[YOUR TASK] Please give the number of lines in the entries below that hold "Main", with no other words.

[DATA RECORDS]
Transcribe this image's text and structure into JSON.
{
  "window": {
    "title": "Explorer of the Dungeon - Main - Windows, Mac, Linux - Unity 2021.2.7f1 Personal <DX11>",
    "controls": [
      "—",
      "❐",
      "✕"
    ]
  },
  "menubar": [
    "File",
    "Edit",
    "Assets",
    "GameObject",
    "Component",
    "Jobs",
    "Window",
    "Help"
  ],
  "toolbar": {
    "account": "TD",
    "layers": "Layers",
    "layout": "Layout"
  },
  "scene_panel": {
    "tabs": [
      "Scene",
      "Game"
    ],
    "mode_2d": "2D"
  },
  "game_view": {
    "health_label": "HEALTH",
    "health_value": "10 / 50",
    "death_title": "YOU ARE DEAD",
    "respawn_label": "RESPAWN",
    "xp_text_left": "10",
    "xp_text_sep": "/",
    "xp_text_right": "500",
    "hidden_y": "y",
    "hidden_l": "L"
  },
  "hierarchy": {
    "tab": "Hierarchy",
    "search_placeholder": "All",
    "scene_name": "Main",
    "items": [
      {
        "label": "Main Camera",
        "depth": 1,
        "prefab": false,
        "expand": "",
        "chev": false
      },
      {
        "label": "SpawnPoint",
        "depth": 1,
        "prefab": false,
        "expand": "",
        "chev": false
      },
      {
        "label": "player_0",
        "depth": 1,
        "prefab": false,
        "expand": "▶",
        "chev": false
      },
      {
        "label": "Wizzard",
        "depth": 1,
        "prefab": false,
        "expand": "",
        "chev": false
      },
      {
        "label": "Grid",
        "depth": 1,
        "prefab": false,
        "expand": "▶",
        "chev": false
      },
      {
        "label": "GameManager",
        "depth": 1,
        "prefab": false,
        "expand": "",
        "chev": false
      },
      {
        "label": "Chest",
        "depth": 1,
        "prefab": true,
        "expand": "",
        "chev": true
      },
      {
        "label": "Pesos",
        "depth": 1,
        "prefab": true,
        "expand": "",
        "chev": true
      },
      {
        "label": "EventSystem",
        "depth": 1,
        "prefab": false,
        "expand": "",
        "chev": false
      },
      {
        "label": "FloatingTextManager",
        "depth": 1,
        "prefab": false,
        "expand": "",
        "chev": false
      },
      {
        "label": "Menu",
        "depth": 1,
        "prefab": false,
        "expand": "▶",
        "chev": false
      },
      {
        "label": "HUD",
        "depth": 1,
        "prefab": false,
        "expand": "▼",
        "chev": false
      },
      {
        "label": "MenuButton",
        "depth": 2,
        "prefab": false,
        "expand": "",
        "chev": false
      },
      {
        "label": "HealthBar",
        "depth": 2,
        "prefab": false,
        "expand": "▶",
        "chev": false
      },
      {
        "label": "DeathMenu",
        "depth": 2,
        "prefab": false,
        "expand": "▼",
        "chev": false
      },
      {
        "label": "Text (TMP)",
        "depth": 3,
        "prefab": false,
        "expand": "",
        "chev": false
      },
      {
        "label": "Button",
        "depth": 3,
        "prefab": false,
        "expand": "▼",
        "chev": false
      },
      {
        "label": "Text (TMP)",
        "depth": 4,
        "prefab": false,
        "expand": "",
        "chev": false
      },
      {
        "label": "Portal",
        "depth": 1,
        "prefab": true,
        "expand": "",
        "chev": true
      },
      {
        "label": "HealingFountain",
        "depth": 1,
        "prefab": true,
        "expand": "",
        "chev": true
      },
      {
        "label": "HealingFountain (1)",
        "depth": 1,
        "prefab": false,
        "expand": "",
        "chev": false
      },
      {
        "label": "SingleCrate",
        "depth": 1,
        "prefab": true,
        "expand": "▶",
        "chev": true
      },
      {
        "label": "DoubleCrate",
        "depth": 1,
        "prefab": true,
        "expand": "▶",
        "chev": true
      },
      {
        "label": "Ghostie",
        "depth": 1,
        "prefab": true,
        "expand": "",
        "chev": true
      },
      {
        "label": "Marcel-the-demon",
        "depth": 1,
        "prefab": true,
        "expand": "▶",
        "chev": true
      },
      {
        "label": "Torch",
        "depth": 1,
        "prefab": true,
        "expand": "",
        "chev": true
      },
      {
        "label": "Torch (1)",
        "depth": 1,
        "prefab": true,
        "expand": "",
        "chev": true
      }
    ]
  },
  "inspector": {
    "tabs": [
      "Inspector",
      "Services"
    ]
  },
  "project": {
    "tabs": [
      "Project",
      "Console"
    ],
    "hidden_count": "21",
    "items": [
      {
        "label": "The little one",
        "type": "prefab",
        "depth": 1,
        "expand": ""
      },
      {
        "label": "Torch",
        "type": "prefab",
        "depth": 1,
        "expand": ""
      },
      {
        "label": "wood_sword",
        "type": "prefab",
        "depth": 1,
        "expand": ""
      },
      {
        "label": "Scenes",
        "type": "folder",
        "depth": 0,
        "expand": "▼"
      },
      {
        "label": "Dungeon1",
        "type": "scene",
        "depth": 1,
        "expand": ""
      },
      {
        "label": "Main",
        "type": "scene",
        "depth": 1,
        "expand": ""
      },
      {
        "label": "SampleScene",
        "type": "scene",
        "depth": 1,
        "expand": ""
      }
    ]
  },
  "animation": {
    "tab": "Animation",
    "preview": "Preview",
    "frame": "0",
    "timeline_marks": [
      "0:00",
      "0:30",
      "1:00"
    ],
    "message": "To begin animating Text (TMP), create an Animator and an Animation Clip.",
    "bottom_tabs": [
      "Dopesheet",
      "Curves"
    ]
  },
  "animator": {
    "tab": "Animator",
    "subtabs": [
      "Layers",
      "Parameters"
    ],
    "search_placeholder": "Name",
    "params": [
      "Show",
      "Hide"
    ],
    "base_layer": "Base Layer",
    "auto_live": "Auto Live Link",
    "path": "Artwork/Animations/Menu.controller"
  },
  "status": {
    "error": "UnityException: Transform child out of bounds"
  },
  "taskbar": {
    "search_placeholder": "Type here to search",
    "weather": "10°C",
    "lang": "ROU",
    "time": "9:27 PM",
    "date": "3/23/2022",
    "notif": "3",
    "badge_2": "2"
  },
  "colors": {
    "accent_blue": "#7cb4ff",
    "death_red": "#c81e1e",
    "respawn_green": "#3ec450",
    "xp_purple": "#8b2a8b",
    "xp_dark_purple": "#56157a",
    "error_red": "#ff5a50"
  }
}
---
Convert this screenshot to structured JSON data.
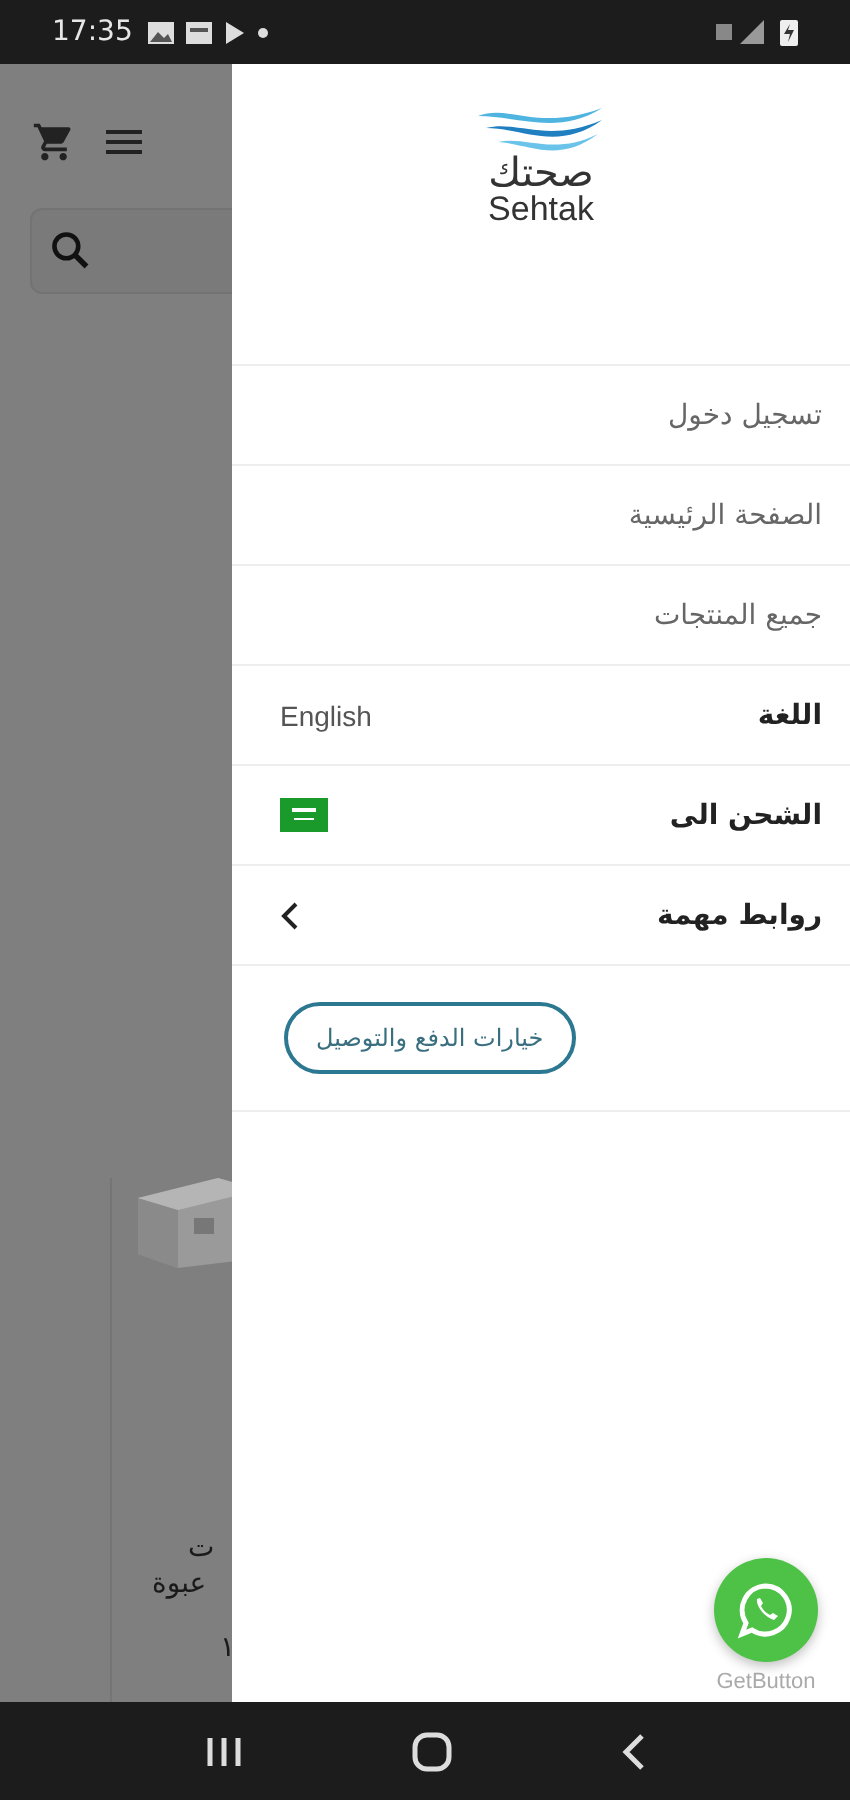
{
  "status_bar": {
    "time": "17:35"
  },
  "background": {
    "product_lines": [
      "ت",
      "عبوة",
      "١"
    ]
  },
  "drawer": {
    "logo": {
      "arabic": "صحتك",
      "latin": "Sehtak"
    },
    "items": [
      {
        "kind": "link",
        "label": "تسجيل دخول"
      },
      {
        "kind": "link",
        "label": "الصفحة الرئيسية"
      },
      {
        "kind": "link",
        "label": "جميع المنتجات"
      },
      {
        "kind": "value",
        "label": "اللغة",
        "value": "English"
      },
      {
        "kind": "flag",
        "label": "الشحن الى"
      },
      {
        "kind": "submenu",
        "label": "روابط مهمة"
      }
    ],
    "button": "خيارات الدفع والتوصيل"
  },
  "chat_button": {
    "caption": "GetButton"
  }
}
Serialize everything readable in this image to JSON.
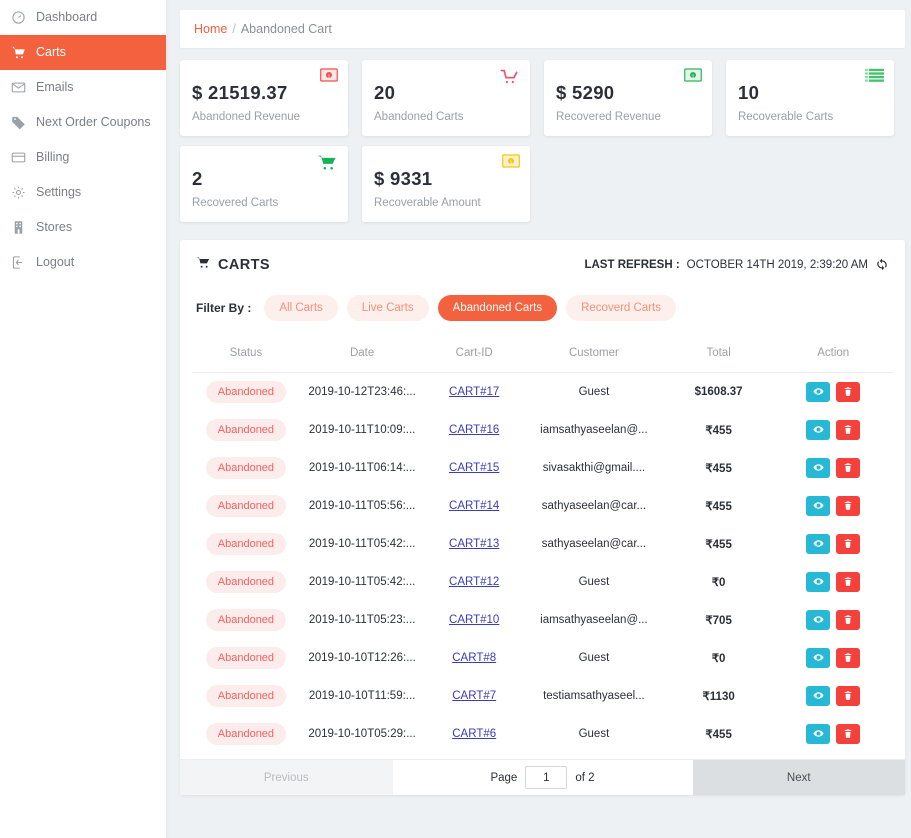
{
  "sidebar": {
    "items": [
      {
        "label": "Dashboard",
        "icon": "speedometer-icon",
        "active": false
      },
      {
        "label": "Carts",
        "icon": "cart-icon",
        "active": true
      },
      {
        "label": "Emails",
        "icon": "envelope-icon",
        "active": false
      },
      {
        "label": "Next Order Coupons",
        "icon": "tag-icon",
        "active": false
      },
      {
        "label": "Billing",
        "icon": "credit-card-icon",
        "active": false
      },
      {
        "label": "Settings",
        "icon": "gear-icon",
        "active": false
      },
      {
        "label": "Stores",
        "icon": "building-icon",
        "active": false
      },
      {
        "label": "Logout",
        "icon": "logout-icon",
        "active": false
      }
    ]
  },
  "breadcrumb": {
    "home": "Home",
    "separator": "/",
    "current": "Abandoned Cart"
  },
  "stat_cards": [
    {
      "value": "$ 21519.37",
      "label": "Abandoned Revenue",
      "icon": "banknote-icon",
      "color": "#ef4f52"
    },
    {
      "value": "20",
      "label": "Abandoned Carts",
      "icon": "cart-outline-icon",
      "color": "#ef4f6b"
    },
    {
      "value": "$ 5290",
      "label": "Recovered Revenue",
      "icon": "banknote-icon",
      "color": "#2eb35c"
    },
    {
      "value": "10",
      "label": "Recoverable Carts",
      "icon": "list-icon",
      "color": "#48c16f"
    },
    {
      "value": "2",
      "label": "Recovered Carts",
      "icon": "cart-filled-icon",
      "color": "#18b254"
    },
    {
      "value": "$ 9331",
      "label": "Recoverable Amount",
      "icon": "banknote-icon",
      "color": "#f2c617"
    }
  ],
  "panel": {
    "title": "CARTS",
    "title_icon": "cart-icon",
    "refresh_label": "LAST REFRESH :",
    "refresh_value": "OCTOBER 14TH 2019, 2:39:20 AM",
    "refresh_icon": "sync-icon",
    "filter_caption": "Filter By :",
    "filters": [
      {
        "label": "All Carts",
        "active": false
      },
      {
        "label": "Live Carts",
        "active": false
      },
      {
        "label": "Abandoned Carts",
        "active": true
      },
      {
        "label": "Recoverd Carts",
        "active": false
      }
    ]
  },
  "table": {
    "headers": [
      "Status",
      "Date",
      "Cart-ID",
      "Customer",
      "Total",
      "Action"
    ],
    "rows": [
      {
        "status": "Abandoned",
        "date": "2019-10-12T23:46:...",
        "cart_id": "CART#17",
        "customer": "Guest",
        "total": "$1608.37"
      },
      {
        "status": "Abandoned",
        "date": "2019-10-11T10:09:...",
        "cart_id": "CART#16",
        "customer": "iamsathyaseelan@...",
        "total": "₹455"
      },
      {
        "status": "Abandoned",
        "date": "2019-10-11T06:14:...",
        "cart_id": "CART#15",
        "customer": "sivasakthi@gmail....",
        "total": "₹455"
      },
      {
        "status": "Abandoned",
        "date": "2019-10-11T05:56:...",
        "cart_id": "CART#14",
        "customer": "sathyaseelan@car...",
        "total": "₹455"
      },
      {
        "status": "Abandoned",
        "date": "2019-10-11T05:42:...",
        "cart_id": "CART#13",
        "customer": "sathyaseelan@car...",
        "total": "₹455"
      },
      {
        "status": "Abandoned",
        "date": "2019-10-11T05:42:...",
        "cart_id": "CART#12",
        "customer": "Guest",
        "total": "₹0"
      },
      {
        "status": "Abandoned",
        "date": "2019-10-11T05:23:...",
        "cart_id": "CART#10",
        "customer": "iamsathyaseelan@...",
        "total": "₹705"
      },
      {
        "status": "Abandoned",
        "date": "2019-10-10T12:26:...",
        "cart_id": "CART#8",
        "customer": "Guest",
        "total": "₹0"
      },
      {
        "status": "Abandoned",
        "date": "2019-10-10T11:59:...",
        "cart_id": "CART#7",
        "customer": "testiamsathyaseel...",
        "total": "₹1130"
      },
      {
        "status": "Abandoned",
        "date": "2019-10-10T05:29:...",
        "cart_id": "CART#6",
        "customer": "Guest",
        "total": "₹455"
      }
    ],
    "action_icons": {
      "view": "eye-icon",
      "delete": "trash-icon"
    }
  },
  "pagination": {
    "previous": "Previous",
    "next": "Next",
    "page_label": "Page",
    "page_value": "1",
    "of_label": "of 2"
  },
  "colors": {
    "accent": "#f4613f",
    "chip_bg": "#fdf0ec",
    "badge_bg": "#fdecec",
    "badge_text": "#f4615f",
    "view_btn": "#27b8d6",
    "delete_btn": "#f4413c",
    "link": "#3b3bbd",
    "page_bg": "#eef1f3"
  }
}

[RESPONSE] 4